**Data to process**
---
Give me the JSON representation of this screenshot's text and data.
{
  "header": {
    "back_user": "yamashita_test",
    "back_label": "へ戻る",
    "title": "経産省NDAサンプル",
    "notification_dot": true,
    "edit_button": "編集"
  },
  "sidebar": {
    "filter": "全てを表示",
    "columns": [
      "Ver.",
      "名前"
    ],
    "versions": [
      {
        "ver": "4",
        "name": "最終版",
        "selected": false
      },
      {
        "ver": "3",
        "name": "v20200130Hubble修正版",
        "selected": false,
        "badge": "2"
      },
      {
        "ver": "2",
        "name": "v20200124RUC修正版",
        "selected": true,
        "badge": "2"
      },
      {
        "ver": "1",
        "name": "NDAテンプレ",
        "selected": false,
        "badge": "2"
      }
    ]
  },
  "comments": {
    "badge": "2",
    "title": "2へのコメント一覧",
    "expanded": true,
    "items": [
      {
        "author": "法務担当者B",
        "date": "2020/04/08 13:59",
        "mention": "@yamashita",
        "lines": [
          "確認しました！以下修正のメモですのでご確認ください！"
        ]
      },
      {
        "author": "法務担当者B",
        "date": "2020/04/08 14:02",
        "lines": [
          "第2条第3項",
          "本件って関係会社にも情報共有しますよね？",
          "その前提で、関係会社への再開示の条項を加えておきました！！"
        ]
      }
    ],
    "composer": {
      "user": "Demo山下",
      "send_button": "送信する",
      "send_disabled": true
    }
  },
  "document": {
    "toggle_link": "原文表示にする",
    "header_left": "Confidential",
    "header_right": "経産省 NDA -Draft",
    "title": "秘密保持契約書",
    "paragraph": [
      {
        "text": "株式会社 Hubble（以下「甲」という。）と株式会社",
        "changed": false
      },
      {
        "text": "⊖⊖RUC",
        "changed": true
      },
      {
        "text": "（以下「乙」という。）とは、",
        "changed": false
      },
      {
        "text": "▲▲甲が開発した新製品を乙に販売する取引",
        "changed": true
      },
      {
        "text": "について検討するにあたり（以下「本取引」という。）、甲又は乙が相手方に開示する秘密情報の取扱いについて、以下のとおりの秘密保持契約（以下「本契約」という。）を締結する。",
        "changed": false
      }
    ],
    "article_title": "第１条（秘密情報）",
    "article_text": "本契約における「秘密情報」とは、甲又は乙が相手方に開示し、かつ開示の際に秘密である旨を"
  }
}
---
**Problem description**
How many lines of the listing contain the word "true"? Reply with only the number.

**Response to the exercise**
6